Sparta was established in 1795 and was a major producer in cotton. After a plantation owner in Sparta died, he left the estate to his daughter Amanda America Dickson, whose mother was a slave, and for a long time, she was believed to be the wealthiest Black woman in the US. Sparta lost most of its population in 1918 after World War I, when the market for cotton crashed. In 1921, Jean Toomer came to Sparta to work as a principal at a Black agriculture and industrial school, and later wrote about it in his first, and often considered most important, novel, Cane. Toomer would later go on to marry Dickson and become an important author and poet of the Harlem Renaissance. Today, there are about 1,500 residents in Sparta.

33°17′N 82°58′W

Knaptoft, Leicestershire, England

Leave a comment

It’s not known when Knaptoft was established, but it’s existed as early as the 13th century, when its church was built. Its name is believed to descend from Old Scandinavian, knappr meaning the top of a hill, and toft meaning a home, though it has been recorded under plenty names, one of them being Cnapetot. Most of the residents made fabric for a living or raised livestock. It was deserted in the 17th century for unknown reasons. Its main attraction is the St Nicholas church which is believed to have been destroyed during the English Civil War by Parliamentarians and today lies in ruins. Today, only about 50 residents remain in Knaptoft.

Wauchope, Saskatchewan, Canada

Leave a comment


St Jean Francois Regis Roman Catholic Church (what a name; Carpenter Gothic)

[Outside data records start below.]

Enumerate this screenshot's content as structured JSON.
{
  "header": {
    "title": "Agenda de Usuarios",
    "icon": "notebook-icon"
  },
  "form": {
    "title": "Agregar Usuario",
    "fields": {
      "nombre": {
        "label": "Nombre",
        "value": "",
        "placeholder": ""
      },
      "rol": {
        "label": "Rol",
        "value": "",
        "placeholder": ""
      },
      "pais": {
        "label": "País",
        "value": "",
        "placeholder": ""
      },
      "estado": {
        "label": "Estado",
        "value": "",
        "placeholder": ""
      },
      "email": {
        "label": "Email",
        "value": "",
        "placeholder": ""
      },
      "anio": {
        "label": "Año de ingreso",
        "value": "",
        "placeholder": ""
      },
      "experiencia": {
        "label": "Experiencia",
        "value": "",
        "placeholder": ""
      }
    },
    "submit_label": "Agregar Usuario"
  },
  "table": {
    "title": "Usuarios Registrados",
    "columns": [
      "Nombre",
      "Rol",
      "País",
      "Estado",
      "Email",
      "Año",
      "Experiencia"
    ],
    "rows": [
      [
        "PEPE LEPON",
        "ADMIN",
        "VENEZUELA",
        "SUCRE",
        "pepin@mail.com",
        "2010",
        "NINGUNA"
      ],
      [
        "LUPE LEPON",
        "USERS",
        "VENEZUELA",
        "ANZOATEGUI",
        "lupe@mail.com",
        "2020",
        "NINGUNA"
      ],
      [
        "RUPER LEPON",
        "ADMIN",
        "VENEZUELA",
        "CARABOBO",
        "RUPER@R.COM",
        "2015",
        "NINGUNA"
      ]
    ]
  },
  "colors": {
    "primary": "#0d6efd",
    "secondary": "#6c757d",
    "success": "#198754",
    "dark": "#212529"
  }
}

Wauchope (pronounced like ‘walk-up’) first started being settled around 1901, but became a village in 1906. Most of the residents came from England, France, Belgium, or Sweden. The town was named for a General W Wauchope. It had a Catholic, Methodist, and Presbyterian church and cemetery, along with a lumberyard, school, community hall, barbershop, hotel, skating rink, and many other stores. The St Jean Francois Regis Roman Catholic Church is pictured above and has inside of it a pipe organ hand-built by one of the residents, a blacksmith named A Sylvestre. Wauchope has a very well-recorded history and it is believed to be home to about five families today.

View from Elevator (looking NorthWest)

The Catholic church can be seen as the farthest building, year unknown <1940

Wauchope viewing West (circa 1947)

Wauchope, 1947. Again the Catholic church can be seen as the furthest building in the image. Though this image is closer, some buildings have still disappeared.

49 36′00″N, 101 54′02″W

Historical img src

Peterson, Saskatchewan, Canada

Leave a comment


Holy Eucharist Church (Ukrainian Baroque revival/Carpenter Gothic)

Peterson was founded when the railroad was built in 1912 and was named after the first shopkeeper in the town. Most of the settlers were eastern European, specifically Ukrainian, and as with most early settlers of Saskatchewan, nearly all of the residents were farmers, though several blacksmiths lived in the town. Peterson had two churches, Holy Eucharist Church (Ukrainian Greek orthodox, built in 1927, pictured) and St Agnes Parish (Ukrainian Catholic, built in 1924, not pictured, still active today). It had a school which closed in 1970 and began the downturn of the town’s population; Peterson had reached its peak in the early 60s. In 2008, it had a population of 15.

52.1132N 105.4117W

Parkbeg, Saskatchewan, Canada

Leave a comment

The land that Parkbeg is on had an extensive history long before the little town was founded. Many indigenous peoples, including the Plains people, Assiniboine people, Plains Cree people, and Blackfoot people, lived on the land once, and later lived around it until they were forced on to reservation. But they left traces around the land, and artifacts and tipi rings can still be found in and near Parkbeg today. Though Parkbeg got a post office in the early 1910s, it didn’t officially become a town until 1920. Its main industry was grain and it still has one grain elevator (first photo) which is owned by Paterson Grain. It also had strong ties with the Canadian Pacific Railway. By the late 1950s, it was too small to be considered a village anymore.


‘On the line between Canada and the US, 1902’ at the Parkbeg train station

50.4500N 106.2667W

Historical img src